OMA hosts Michigan Network for Undocumented Immigrant Success


Trump’s 2017 decision to end the DACA program led to mass protests across the country, including many universities. (Courtesy Kathryn S. Kuhar via The Harvard Crimson)

Ysabela Golden, Laker Life Editor

Last week, Grand Valley State University’s Office of Multicultural Affairs hosted their “UndocuWeek,” three days dedicated to programming that acknowledges, supports and uplifts those living with undocumented or DACA (Deferred Action for Childhood Arrivals) status. The culminating event on Wednesday, April 7 was a panel from the Michigan Network of Undocumented Immigrant Success, an organization formed over the pandemic by young professionals who used to organize similar programming when they attended Grand Rapids Community College.

“My parents were like, don’t talk about it, don’t talk about it, so it was difficult for me to reach out to my community college for help,” said Kevin Vazquez, an Administrative Aide in Oversight and Public Accountability for the City of Grand Rapids. “But when I was attending GRCC, they put on a presentation about undocumented experiences, and afterwards I reached out to the presenter. I could tell that he was really willing to help people, and that experience helped me a lot.”

Vazquez spent much of his time getting his bachelor’s flying back and forth between school and Washington D.C., where he advocated for himself and other DACA recipients when Donald Trump moved to end the program— and the legal protections it gave immigrants who came to the United States as children—  in 2017. In June 2020, the Supreme Court voted to block the Trump administration’s attempt to revoke it. In addition to this advocacy, Vazquez worked with his peers at GRCC to create student-led programming on undocumented issues.

“When we were at GRCC, we would present monthly workshops on the issues undocumented students faced on campus— but then we went off to different colleges,” said Juan Mascorro-Guerrero, a GVSU alumnus and current Human Resources Partner at the University of Chicago. “During the pandemic, however, we decided to create a safe space where undocumented people could share knowledge, methods, and assistance which each other.”

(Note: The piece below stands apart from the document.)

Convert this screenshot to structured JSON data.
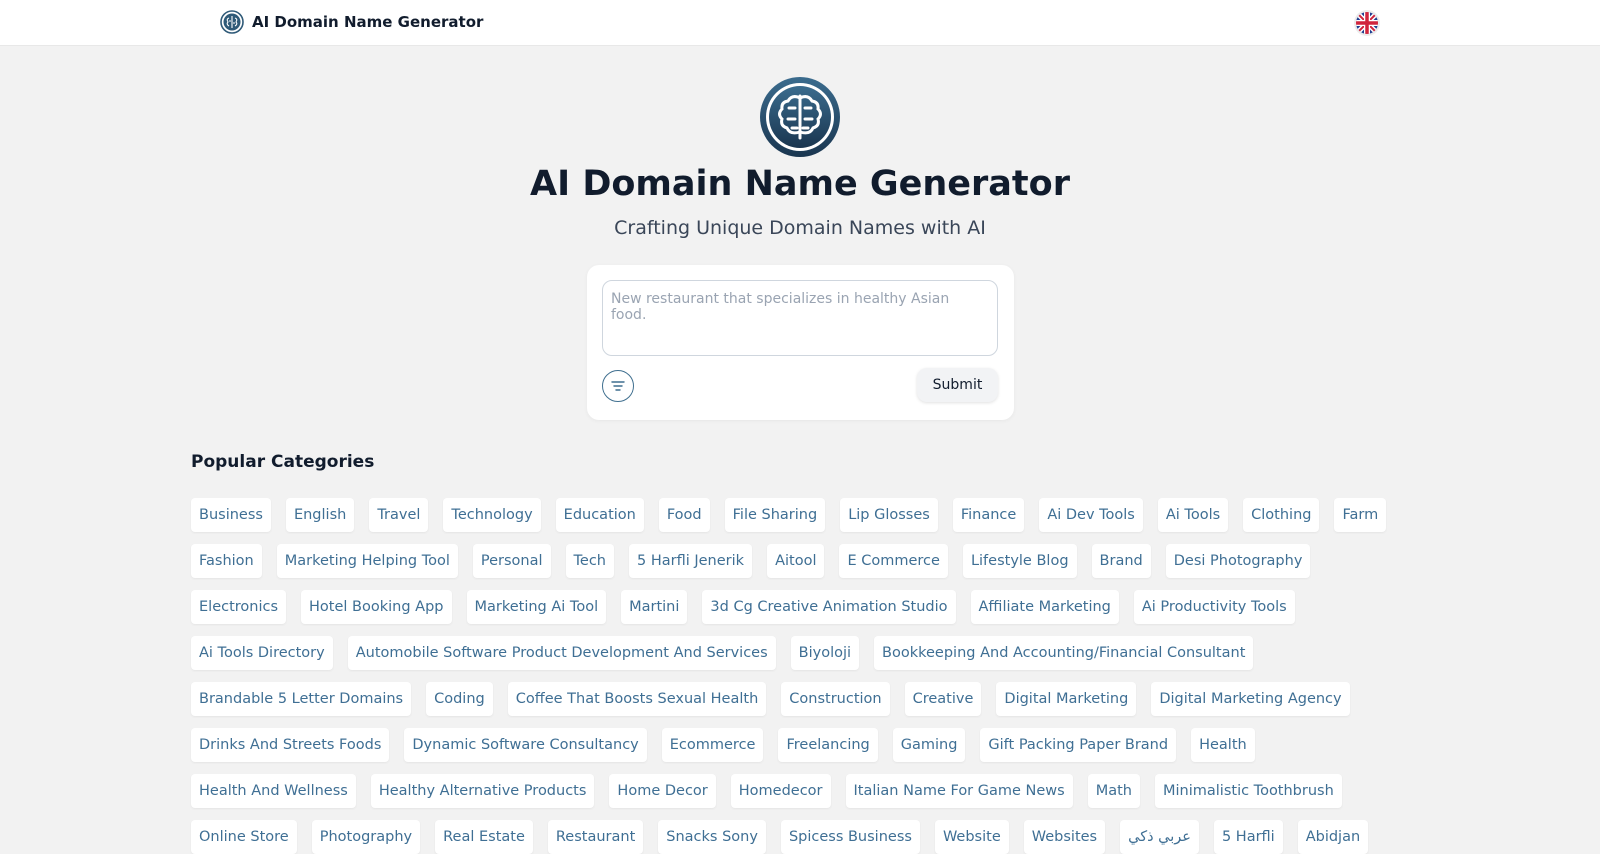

As Mascorro-Guerrero described, MNUIS is “a network for undocumented immigrants, by undocumented immigrants.” Since its formation, membership has expanded past those who used to organize at GRCC, including Isela Hernández Cano, an administrative assistant at Grand Rapids Public Schools.

“I remember I was taking minutes in a meeting when Trump’s threat against DACA was fulfilled in 2017, and I just wanted to break down crying,” Hernández Cano said. “But nobody knew. When I eventually told some of my coworkers about my status, it brought us closer. That’s something that’s motivated me to, not necessarily tell everyone who I am, but to not be so afraid of being myself.”

All three panelists discussed what it was like to have DACA status in the workplace. In basic terms, being a DACA “Dreamer” means that you can request to “defer removal action” (being deported) for two years, which can be renewed repeatedly. Dreamers are also eligible for work permits, unlike other undocumented immigrants. However, DACA status is not equivalent to legal citizenship status; for example, despite collectively paying $60 billion in taxes every year, DACA recipients are unable to vote.

“I’m a very open person, so I share my status with my colleagues,” Mascorro-Guerrero said. “The most common thing they ask me is, why haven’t I become a U.S. citizen yet? I get asked this all the time. There’s a simple answer: there is no current path to citizenship for those with DACA status.”

Vazquez also observed a general misunderstanding of what DACA meant in his workplaces. He noted that over the years, he’s had several different human resource departments not understand how to fill out his renewal papers, forcing him to help and do it for them. All three panelists agreed, however, that while the media and politicians tend to focus on DACA, other undocumented immigrants tend to fall to the wayside.

“Being a DACA recipient, I have a lot of privilege,” Mascorro-Guerrero said. “I can drive, I can have work permits. One of the things we try to do in MNUIS is not just work with DACA students, but work with people who don’t have DACA status to help them find work opportunities and community support as well.”

GVSU advises undocumented students to seek the institutional grant assistance that’s available to all GVSU applicants, as Federal & State financial aid sources require recipients to be U.S. citizens. However, the MNUIS panelists encourage members of the GVSU community to advocate for better support for undocumented immigrants.

“If you’re able to vote, vote for policies that support the undocumented community, encourage your senators to vote for positive immigration policies,” Mascorro-Guerrero said. “If you are a student, students have the power. If you want something, you can work towards it, and you can achieve it. You can demand that GVSU become a sanctuary campus. And the best thing you can do is educate yourself, and then check up on your undocumented communities.”

Those looking for support themselves or need help navigating GVSU’s resources can reach out to Adriana Almanza, the OMA’s advisor for Undocumented/DACA Student Resources, at [email protected]. If you’re interested in seeing more from MNUIS, you can find them as @michnuis on Instagram.